Yvonne Hayes Hinson, 72, has won Tuesday’s primary election for Florida House of Representatives District 20. Here are some facts to know about the former Gainesville city commissioner and school principal.
- Born and raised in Gainesville
- Served as a principal for 14 years at Robert Russa Moton Elementary School, a performing arts magnet school in Miami
- Owner of Childstart Learning Solutions, a supplemental education program
- Gainesville city commissioner from 2012 to 2015
- Master's degree in special education from UF
Hinson is replacing Clovis Watson Jr., who reached his four-term limit after representing the district since 2012. The race was a universal primary, which means the candidate will not progress to the general election in November because Rodney Long, who is also a Democrat, was the only other candidate running.
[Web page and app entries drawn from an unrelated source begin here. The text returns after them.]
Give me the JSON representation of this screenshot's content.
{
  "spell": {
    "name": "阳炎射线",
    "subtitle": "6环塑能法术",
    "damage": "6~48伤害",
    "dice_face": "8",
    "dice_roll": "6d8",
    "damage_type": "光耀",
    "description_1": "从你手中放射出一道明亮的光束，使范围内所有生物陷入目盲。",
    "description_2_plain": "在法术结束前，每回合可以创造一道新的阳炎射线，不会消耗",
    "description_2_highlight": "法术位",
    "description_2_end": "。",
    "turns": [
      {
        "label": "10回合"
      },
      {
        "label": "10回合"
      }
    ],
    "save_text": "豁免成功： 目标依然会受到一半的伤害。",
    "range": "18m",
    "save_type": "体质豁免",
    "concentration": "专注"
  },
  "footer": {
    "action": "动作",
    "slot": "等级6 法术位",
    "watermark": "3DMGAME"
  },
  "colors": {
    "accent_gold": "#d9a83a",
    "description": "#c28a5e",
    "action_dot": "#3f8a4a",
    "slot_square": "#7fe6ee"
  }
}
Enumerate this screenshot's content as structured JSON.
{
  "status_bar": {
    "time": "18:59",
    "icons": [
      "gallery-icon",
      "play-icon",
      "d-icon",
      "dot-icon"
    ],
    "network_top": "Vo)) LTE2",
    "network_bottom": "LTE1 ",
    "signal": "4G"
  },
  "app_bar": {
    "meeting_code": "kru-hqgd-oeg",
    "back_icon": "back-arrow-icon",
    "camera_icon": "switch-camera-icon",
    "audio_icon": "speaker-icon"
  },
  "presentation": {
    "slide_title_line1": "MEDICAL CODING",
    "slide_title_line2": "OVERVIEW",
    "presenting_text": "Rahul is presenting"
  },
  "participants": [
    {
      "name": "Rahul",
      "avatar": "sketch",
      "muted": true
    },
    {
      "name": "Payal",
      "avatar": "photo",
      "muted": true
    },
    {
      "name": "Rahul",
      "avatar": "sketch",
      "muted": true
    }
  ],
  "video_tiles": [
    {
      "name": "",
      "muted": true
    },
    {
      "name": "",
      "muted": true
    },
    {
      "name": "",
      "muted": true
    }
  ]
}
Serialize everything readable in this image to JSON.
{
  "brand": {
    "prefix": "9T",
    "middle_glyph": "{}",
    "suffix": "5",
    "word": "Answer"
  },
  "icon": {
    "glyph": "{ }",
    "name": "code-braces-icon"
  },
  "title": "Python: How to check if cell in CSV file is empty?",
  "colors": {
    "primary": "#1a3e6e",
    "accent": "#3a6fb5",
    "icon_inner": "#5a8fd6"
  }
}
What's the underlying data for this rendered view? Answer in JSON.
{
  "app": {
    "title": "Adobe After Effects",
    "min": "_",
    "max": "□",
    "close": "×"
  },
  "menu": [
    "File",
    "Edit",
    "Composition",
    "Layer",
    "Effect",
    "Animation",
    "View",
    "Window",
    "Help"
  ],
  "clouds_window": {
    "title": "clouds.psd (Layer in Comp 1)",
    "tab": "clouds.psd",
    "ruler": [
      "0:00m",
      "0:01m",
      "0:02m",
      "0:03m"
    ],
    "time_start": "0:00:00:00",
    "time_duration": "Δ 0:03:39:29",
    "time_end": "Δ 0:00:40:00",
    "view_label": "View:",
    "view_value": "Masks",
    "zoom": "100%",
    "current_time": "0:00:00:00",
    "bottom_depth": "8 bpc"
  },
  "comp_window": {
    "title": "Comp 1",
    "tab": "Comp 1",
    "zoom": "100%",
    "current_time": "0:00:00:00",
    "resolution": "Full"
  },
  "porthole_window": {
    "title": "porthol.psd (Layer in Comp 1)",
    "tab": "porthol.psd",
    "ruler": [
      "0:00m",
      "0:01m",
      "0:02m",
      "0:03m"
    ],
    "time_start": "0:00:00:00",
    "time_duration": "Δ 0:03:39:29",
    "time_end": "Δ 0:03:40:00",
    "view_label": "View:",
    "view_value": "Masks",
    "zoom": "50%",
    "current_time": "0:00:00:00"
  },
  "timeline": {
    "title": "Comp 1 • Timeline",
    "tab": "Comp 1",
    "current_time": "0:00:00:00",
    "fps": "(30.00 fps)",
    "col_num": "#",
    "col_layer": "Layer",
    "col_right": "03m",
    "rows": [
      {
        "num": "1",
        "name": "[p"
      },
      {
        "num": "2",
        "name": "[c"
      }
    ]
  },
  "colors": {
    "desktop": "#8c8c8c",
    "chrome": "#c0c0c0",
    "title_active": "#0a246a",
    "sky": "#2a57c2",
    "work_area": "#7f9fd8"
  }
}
Hinson will meet in Tallahassee with the state legislature after the first Monday in March.
According to the Florida Division of Elections, Hinson received $25,945.44 in campaign contributions while her opponent, Long, received $34,889.81, as of Aug. 13.
Hinson previously ran for the Florida 3rd Congressional District in 2018 and lost to incumbent Ted Yoho in the general election.
Despite feeling “on edge” due to the slow upload of election results, Hinson said, “It’s pretty convincing now that I have the checkmark, and that I have indeed won.”
She added that Long graciously called to congratulate her on the victory.
“I respect my opponent, and I also thank him for doing a good, clean race,” Hinson said.
As the newly elected district representative, Hinson said she plans to make Florida number one in the nation for education. Hinson added that she wants to bring other representatives, and even some senators, together to achieve this goal.
According to the U.S. Census Bureau’s 2018 Annual Survey of School System Finances, Florida’s education system is ranked 44th in the nation, and Hinson thinks the state can do better.
She also said she plans to work on legalizing marijuana, the criminalization of which she believes has contributed to mass incarceration.
As a former elementary school principal, Hinson plans to focus on rehabilitation for previously incarcerated individuals. She said she hopes to be able to convince her colleagues to issue a bill in which the civil rights of those incarcerated will be maintained once their time has been served.
Hinson also plans to collaborate with different agencies and developers to build affordable homes. Hinson said she will work toward reducing greenhouse gas emissions and ensuring clean water. She would like to be a state leader in solar energy, she added.